Every line below should come back exactly as written, though the pictures stay out.

## [Data records]
——
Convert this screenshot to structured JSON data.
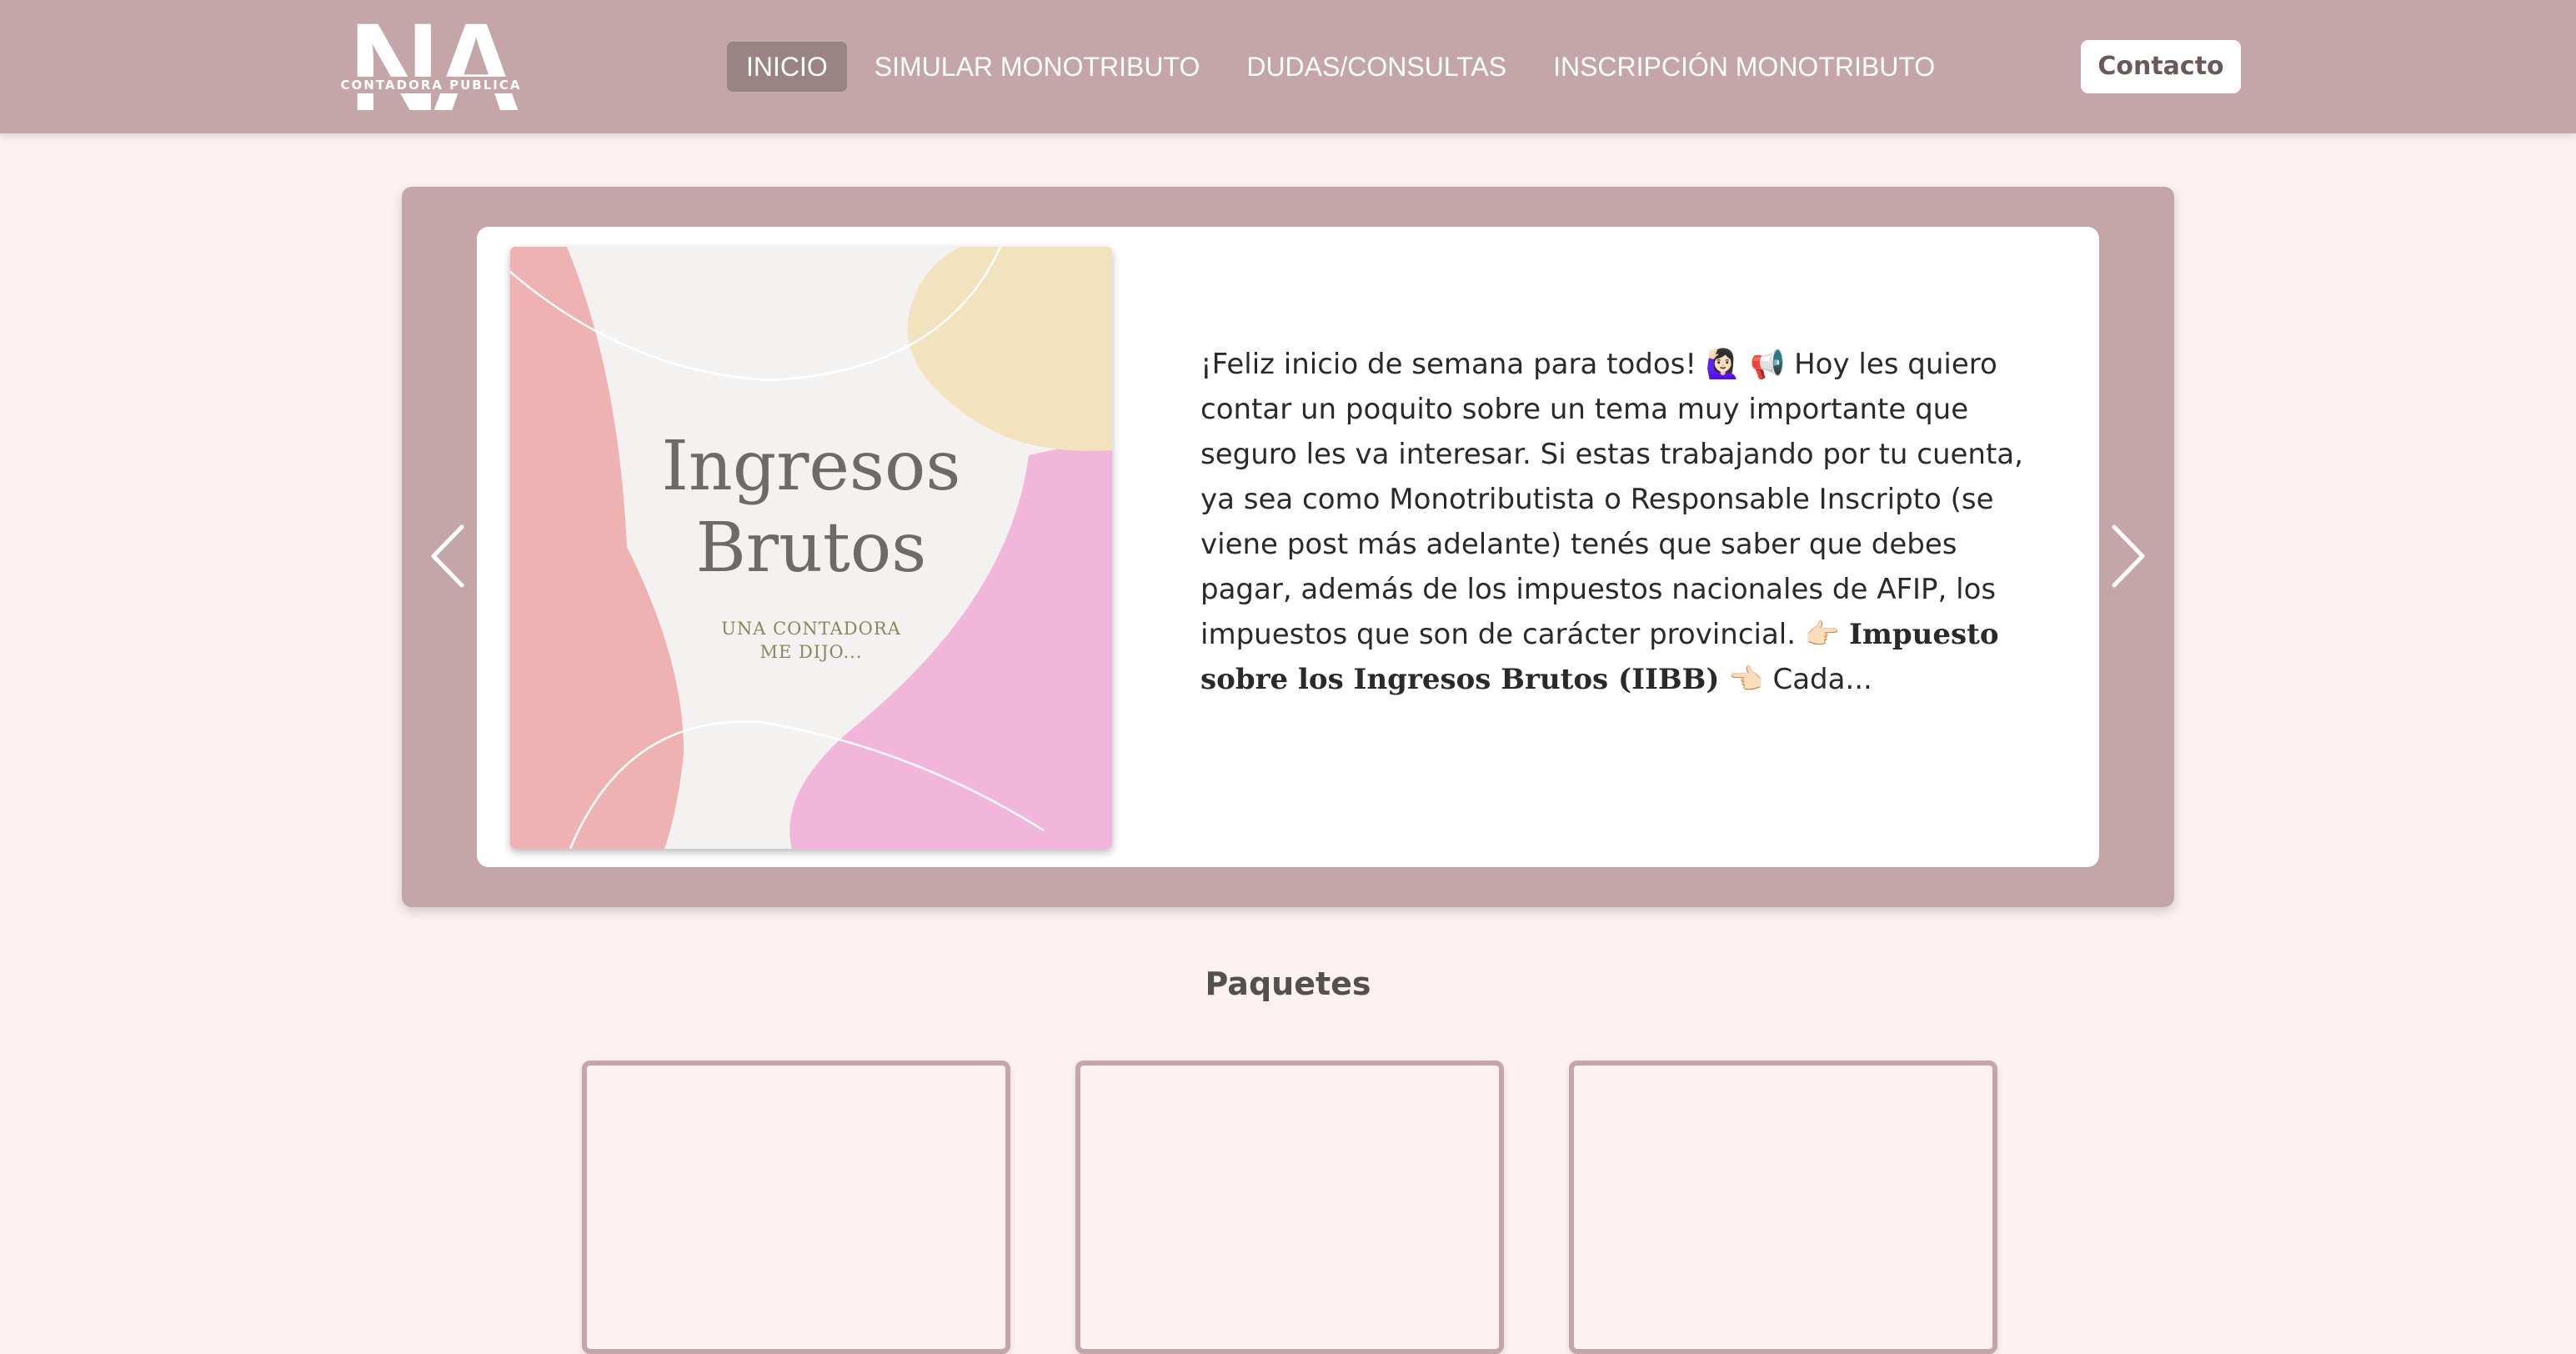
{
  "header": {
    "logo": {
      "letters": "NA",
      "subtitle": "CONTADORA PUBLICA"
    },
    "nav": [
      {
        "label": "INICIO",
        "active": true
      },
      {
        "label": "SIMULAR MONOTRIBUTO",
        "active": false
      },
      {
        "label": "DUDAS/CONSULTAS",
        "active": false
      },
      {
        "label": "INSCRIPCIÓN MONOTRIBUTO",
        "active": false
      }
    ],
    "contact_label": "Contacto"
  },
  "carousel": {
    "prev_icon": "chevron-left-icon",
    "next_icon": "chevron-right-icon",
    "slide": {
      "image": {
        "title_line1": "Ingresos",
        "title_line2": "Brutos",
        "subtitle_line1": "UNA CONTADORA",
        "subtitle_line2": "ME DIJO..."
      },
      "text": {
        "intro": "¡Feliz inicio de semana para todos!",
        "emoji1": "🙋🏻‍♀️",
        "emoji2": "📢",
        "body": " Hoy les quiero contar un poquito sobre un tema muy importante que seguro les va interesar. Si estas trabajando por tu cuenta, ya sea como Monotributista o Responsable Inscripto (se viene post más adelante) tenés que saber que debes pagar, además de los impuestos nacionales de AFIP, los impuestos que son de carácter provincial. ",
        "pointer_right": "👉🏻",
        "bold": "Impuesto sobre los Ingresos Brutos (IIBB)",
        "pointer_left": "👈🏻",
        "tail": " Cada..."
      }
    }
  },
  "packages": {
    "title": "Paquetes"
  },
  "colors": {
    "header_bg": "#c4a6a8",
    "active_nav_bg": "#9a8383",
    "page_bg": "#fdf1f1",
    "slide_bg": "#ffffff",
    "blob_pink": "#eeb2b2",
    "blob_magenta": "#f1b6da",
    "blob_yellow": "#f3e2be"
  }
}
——
## [Result of the task]
Convert this screenshot to structured JSON data.
{
  "header": {
    "logo": {
      "letters": "NA",
      "subtitle": "CONTADORA PUBLICA"
    },
    "nav": [
      {
        "label": "INICIO",
        "active": true
      },
      {
        "label": "SIMULAR MONOTRIBUTO",
        "active": false
      },
      {
        "label": "DUDAS/CONSULTAS",
        "active": false
      },
      {
        "label": "INSCRIPCIÓN MONOTRIBUTO",
        "active": false
      }
    ],
    "contact_label": "Contacto"
  },
  "carousel": {
    "prev_icon": "chevron-left-icon",
    "next_icon": "chevron-right-icon",
    "slide": {
      "image": {
        "title_line1": "Ingresos",
        "title_line2": "Brutos",
        "subtitle_line1": "UNA CONTADORA",
        "subtitle_line2": "ME DIJO..."
      },
      "text": {
        "intro": "¡Feliz inicio de semana para todos!",
        "emoji1": "🙋🏻‍♀️",
        "emoji2": "📢",
        "body": " Hoy les quiero contar un poquito sobre un tema muy importante que seguro les va interesar. Si estas trabajando por tu cuenta, ya sea como Monotributista o Responsable Inscripto (se viene post más adelante) tenés que saber que debes pagar, además de los impuestos nacionales de AFIP, los impuestos que son de carácter provincial. ",
        "pointer_right": "👉🏻",
        "bold": "Impuesto sobre los Ingresos Brutos (IIBB)",
        "pointer_left": "👈🏻",
        "tail": " Cada..."
      }
    }
  },
  "packages": {
    "title": "Paquetes"
  },
  "colors": {
    "header_bg": "#c4a6a8",
    "active_nav_bg": "#9a8383",
    "page_bg": "#fdf1f1",
    "slide_bg": "#ffffff",
    "blob_pink": "#eeb2b2",
    "blob_magenta": "#f1b6da",
    "blob_yellow": "#f3e2be"
  }
}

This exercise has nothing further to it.